> [Work to complete] How many lines in the records below contain the word "this"? State only that number.

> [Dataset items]
------------------------------------------------------------

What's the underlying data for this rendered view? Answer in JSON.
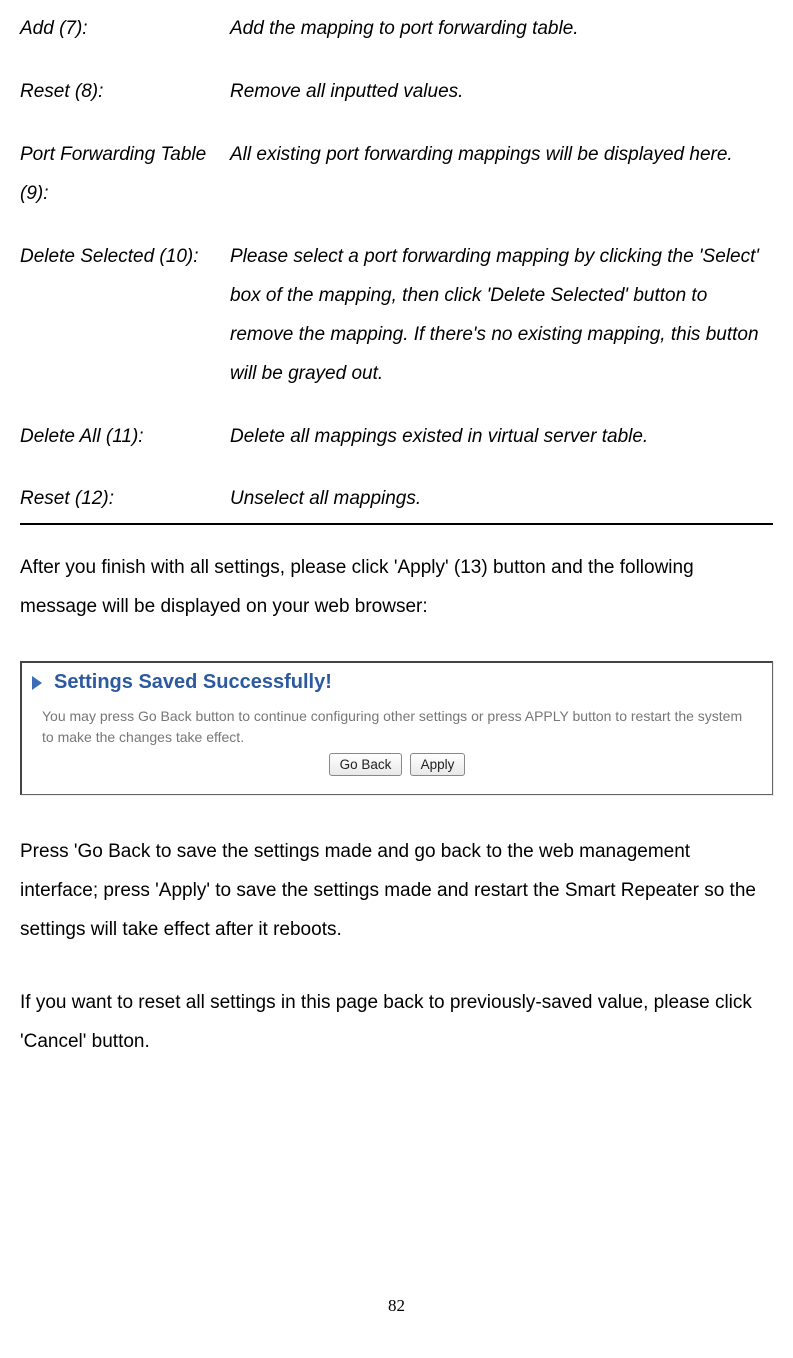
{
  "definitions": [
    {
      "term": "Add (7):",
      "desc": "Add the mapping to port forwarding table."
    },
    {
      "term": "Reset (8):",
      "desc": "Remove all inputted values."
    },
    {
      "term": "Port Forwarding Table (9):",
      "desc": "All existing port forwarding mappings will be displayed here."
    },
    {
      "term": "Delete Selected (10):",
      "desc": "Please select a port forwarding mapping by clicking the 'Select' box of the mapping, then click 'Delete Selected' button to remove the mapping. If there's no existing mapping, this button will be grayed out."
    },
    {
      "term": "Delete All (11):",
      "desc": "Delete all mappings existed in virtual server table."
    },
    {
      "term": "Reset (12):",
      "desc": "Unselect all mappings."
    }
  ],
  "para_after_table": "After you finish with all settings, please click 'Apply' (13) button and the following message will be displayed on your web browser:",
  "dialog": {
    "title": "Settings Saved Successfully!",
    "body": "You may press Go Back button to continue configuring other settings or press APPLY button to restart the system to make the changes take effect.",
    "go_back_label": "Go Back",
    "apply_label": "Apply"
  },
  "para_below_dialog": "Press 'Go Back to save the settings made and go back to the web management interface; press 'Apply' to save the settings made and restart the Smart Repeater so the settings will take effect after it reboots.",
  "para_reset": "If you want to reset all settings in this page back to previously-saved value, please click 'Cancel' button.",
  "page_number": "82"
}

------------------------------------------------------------

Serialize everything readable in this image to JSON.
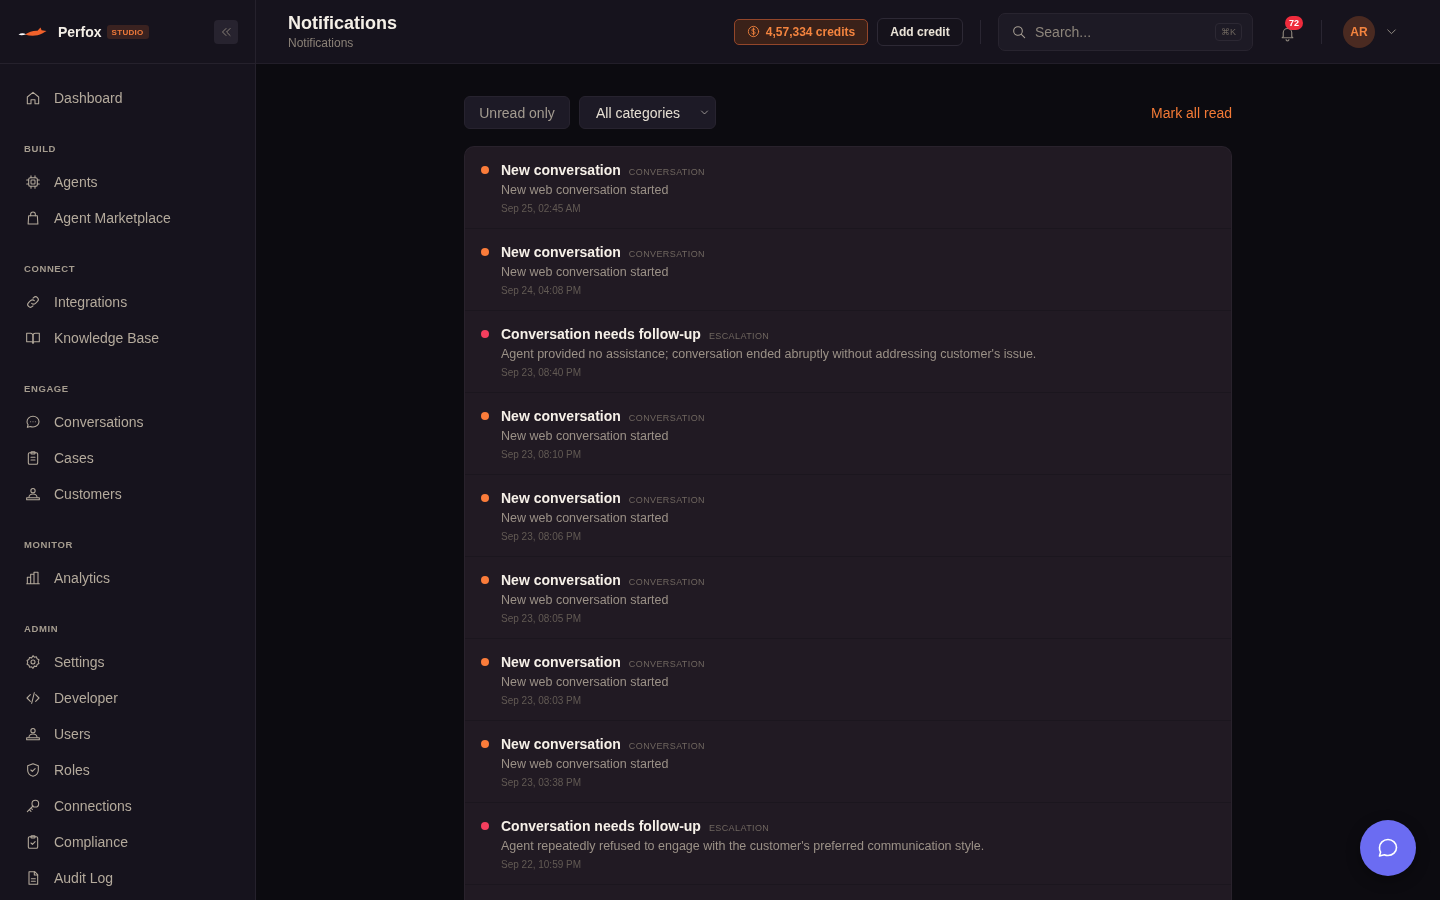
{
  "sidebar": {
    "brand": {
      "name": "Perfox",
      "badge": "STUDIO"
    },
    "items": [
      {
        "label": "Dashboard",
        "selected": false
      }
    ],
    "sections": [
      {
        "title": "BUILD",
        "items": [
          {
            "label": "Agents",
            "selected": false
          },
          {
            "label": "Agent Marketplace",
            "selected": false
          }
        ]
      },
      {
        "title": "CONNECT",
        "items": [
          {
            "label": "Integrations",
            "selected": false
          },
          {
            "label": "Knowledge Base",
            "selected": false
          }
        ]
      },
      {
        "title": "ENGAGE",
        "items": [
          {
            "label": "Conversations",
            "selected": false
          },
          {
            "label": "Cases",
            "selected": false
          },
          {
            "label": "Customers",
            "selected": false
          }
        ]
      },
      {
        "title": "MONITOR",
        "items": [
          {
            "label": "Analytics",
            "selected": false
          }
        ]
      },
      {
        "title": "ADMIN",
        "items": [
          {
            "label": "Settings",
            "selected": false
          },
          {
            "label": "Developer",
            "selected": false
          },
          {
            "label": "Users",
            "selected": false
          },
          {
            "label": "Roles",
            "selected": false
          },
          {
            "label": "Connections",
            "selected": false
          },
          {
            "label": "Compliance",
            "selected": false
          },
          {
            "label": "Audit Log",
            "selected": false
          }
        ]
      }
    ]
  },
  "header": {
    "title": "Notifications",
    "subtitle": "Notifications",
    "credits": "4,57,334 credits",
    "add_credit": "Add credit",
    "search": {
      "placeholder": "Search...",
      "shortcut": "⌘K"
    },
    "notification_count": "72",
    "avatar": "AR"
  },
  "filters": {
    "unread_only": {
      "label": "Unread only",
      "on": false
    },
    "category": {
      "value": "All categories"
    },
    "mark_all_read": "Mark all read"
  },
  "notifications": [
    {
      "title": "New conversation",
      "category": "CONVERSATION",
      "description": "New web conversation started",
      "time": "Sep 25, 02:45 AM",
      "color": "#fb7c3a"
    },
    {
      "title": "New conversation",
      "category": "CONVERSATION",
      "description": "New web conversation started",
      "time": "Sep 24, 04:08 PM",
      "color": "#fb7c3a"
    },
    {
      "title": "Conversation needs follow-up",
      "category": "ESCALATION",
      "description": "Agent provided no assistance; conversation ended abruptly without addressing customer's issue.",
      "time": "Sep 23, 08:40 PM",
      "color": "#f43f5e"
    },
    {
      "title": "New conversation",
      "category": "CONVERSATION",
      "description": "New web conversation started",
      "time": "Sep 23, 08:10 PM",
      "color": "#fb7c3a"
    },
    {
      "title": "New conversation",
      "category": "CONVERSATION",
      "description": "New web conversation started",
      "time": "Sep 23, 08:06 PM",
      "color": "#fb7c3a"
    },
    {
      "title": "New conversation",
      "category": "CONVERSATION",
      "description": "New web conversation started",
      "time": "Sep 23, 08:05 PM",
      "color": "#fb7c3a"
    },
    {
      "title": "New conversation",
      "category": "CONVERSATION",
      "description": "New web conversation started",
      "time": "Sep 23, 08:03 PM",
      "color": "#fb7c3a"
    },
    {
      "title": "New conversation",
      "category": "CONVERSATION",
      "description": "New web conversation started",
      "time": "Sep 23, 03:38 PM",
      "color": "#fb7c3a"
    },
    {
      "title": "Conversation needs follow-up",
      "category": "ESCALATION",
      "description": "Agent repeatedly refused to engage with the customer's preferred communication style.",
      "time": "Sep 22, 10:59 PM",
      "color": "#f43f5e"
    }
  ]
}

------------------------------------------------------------

> [Task response] 4